### EXERCISE INSTRUCTIONS
Return each line below holding the string "JSON".

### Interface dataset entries
== == ==
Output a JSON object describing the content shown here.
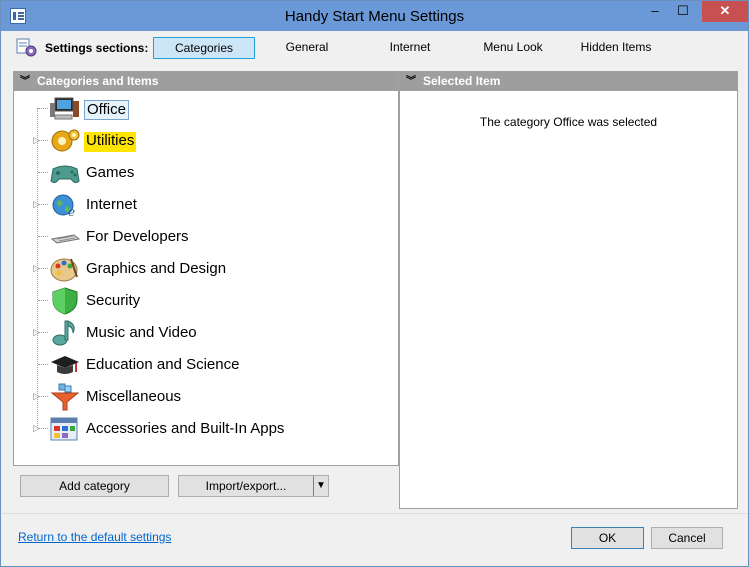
{
  "window": {
    "title": "Handy Start Menu Settings",
    "minimize": "–",
    "maximize": "☐",
    "close": "✕"
  },
  "toolbar": {
    "label": "Settings sections:",
    "tabs": [
      {
        "label": "Categories",
        "active": true
      },
      {
        "label": "General"
      },
      {
        "label": "Internet"
      },
      {
        "label": "Menu Look"
      },
      {
        "label": "Hidden Items"
      }
    ]
  },
  "left_panel": {
    "header": "Categories and Items",
    "items": [
      {
        "label": "Office",
        "icon": "office-computer-icon",
        "expandable": false,
        "state": "focused"
      },
      {
        "label": "Utilities",
        "icon": "gear-icon",
        "expandable": true,
        "state": "highlighted"
      },
      {
        "label": "Games",
        "icon": "gamepad-icon",
        "expandable": false
      },
      {
        "label": "Internet",
        "icon": "internet-globe-icon",
        "expandable": true
      },
      {
        "label": "For Developers",
        "icon": "keyboard-icon",
        "expandable": false
      },
      {
        "label": "Graphics and Design",
        "icon": "paint-palette-icon",
        "expandable": true
      },
      {
        "label": "Security",
        "icon": "shield-icon",
        "expandable": false
      },
      {
        "label": "Music and Video",
        "icon": "music-note-icon",
        "expandable": true
      },
      {
        "label": "Education and Science",
        "icon": "graduation-cap-icon",
        "expandable": false
      },
      {
        "label": "Miscellaneous",
        "icon": "funnel-icon",
        "expandable": true
      },
      {
        "label": "Accessories and Built-In Apps",
        "icon": "apps-window-icon",
        "expandable": true
      }
    ],
    "add_button": "Add category",
    "import_button": "Import/export...",
    "import_arrow": "▼"
  },
  "right_panel": {
    "header": "Selected Item",
    "message": "The category Office was selected"
  },
  "footer": {
    "reset_link": "Return to the default settings",
    "ok": "OK",
    "cancel": "Cancel"
  },
  "colors": {
    "titlebar": "#6b99d8",
    "close_button": "#c75050",
    "active_tab": "#cde6f7",
    "panel_header": "#9e9e9e",
    "highlight": "#ffe400",
    "link": "#0066cc"
  }
}
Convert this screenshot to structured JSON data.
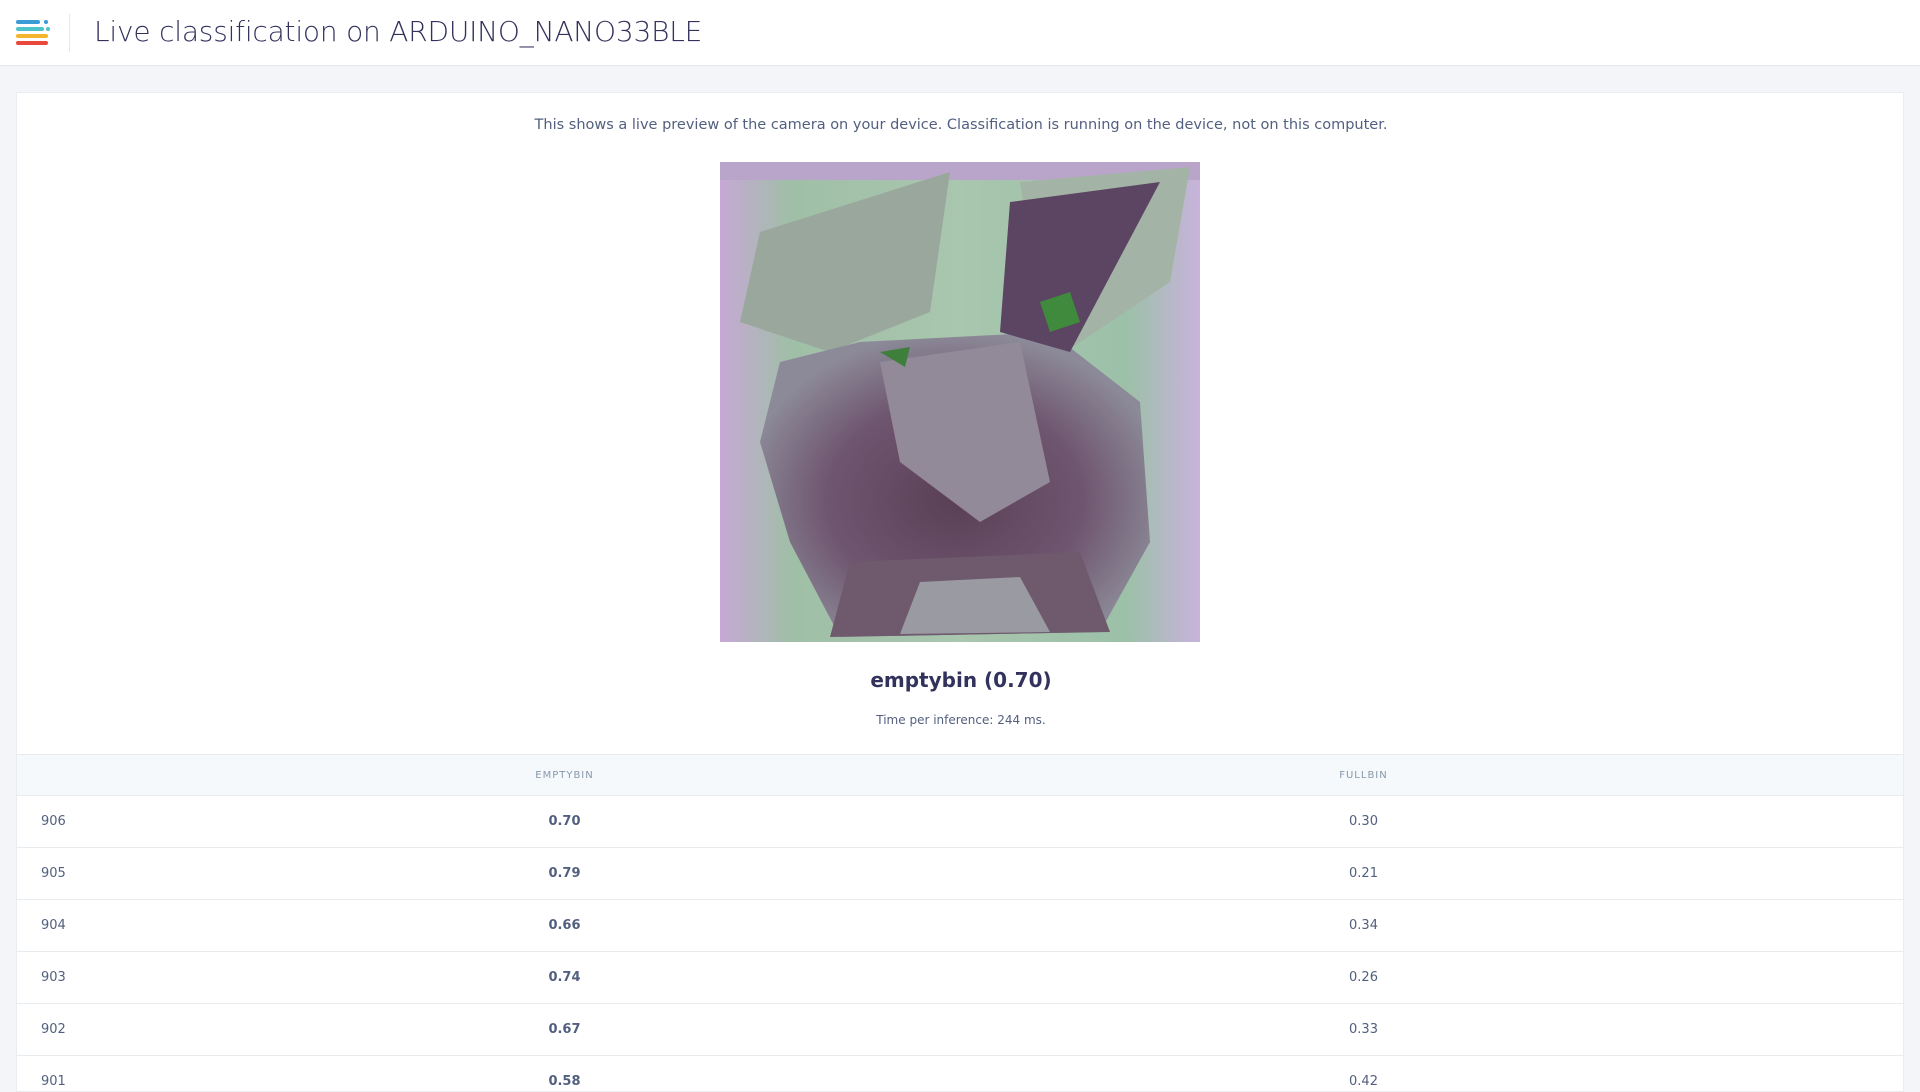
{
  "header": {
    "title": "Live classification on ARDUINO_NANO33BLE",
    "logo_icon": "edge-impulse-logo-icon",
    "logo_colors": [
      "#3b9bd6",
      "#4fc3c9",
      "#f5b52e",
      "#e8493c"
    ]
  },
  "preview": {
    "description": "This shows a live preview of the camera on your device. Classification is running on the device, not on this computer.",
    "classification": "emptybin (0.70)",
    "inference_time": "Time per inference: 244 ms."
  },
  "results_table": {
    "columns": [
      "",
      "EMPTYBIN",
      "FULLBIN"
    ],
    "rows": [
      {
        "id": "906",
        "emptybin": "0.70",
        "fullbin": "0.30",
        "top": "emptybin"
      },
      {
        "id": "905",
        "emptybin": "0.79",
        "fullbin": "0.21",
        "top": "emptybin"
      },
      {
        "id": "904",
        "emptybin": "0.66",
        "fullbin": "0.34",
        "top": "emptybin"
      },
      {
        "id": "903",
        "emptybin": "0.74",
        "fullbin": "0.26",
        "top": "emptybin"
      },
      {
        "id": "902",
        "emptybin": "0.67",
        "fullbin": "0.33",
        "top": "emptybin"
      },
      {
        "id": "901",
        "emptybin": "0.58",
        "fullbin": "0.42",
        "top": "emptybin"
      }
    ]
  }
}
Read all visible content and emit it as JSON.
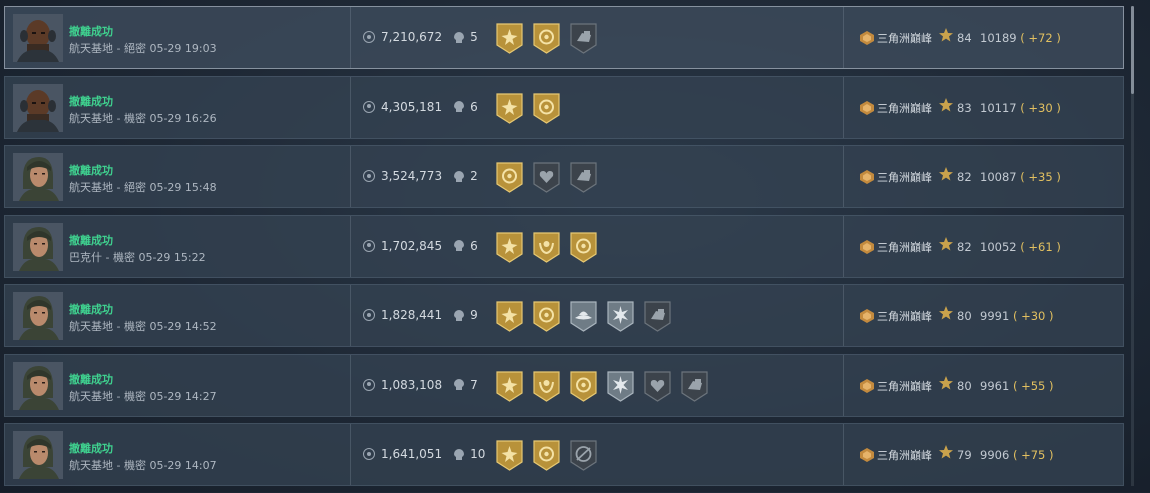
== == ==
### REPLY
Output a JSON object describing the content shown here.
Convert this screenshot to structured JSON data.
Read all visible content and emit it as JSON.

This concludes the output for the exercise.